ETF investors needed a currency-hedged Asia-Pacific ETF yesterday.
Currency-hedged ETFs have been a popular topic in 2013, thanks to the incredible success of the WisdomTree Japan Hedged Equity Fund (DXJ | A-45). But when I look at our most recent Currency Impact Report, I can’t help but wonder what could have been.
That’s because, from the Japanese yen to the Indian rupee to the Indonesian rupiah, Asian currencies have been a millstone pulling returns down for U.S. investors by between a quarter and a third in the past three months, as investors adjust to the prospect of tighter credit in the United States.
Over the past year, the Asian continent has been home to some of the worst-performing currencies around the globe.
Sure, the yen has gotten the lion’s share of attention thanks to Shinzo Abe’s bold policy proclamations about reflating Japan’s currency, but every single market with an MSCI benchmark—outside of South Korea—has suffered when converted to U.S. dollars.

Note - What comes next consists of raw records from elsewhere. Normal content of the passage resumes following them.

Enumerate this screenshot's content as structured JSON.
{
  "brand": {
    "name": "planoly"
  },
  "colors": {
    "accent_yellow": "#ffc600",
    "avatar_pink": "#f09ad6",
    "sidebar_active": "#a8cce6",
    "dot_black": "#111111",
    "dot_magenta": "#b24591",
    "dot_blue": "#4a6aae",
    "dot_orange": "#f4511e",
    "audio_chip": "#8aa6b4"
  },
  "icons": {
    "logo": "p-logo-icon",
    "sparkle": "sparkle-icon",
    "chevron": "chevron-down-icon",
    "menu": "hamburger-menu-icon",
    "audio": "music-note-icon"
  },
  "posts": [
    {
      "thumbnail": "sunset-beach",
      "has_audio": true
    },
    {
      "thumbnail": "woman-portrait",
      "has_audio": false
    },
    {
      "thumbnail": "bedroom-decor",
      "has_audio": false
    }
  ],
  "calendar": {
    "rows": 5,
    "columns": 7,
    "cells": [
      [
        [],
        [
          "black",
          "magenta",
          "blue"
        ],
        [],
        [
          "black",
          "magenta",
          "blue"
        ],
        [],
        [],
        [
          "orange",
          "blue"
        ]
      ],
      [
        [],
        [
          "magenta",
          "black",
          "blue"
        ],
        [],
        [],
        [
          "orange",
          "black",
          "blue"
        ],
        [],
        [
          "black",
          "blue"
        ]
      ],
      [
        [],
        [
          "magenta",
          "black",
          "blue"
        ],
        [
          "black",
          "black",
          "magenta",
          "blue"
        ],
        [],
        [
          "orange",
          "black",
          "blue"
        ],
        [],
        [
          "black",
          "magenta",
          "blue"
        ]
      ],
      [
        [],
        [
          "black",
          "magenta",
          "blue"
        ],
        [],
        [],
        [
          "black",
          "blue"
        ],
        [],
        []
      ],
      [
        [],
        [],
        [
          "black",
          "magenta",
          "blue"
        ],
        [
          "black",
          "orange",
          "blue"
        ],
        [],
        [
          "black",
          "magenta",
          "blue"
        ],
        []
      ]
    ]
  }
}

In fact, over the past three months, the rupee, ringgit and rupiah have fared much worse than the yen. In aggregate, the weakness of Asian currencies cost investors nearly half of the 29 percent return local investors realized in the Asia-Pacific region.
Unfortunately, the product that would have allowed investors to avoid the effects of this wholesale currency weakness—the db X-trackers MSCI Asia Pacific ex Japan Hedged Equity Fund—is still stuck in the registration process.
The proposed fund is designed to take a number of currency crosses with the dollar off the table for U.S. investors in developed and emerging market countries, including Australia, China, Hong Kong, India, Indonesia, Malaysia, New Zealand, Singapore, South Korea, the Philippines, Taiwan and Thailand.
Its launch is probably imminent based on the fact that the product went into registration at the end of June. But that will come as little consolation to those investors who have held the iShares MSCI All Country Asia ex Japan fund (AAXJ | B-84) over the past year, whose returns have been badly dented by sundry currency crosses.
Still, the usefulness of currency-hedged strategies is no different than a year ago. After all, we live in a world of unprecedented central bank involvement in the global economy, and the impact that currency has on returns is striking.
For a number of reasons, the Asian continent has been a hotbed of currency volatility, and that trend shows no signs of abating. Investors seeking exposure to foreign equity markets are increasingly waking up to the reality that the performance of stocks in these portfolios is just one part of the equation.
Excluding Japan, currency has accounted for an equal or larger portion of total returns than the performance of the stocks themselves in five of the 12 markets we track.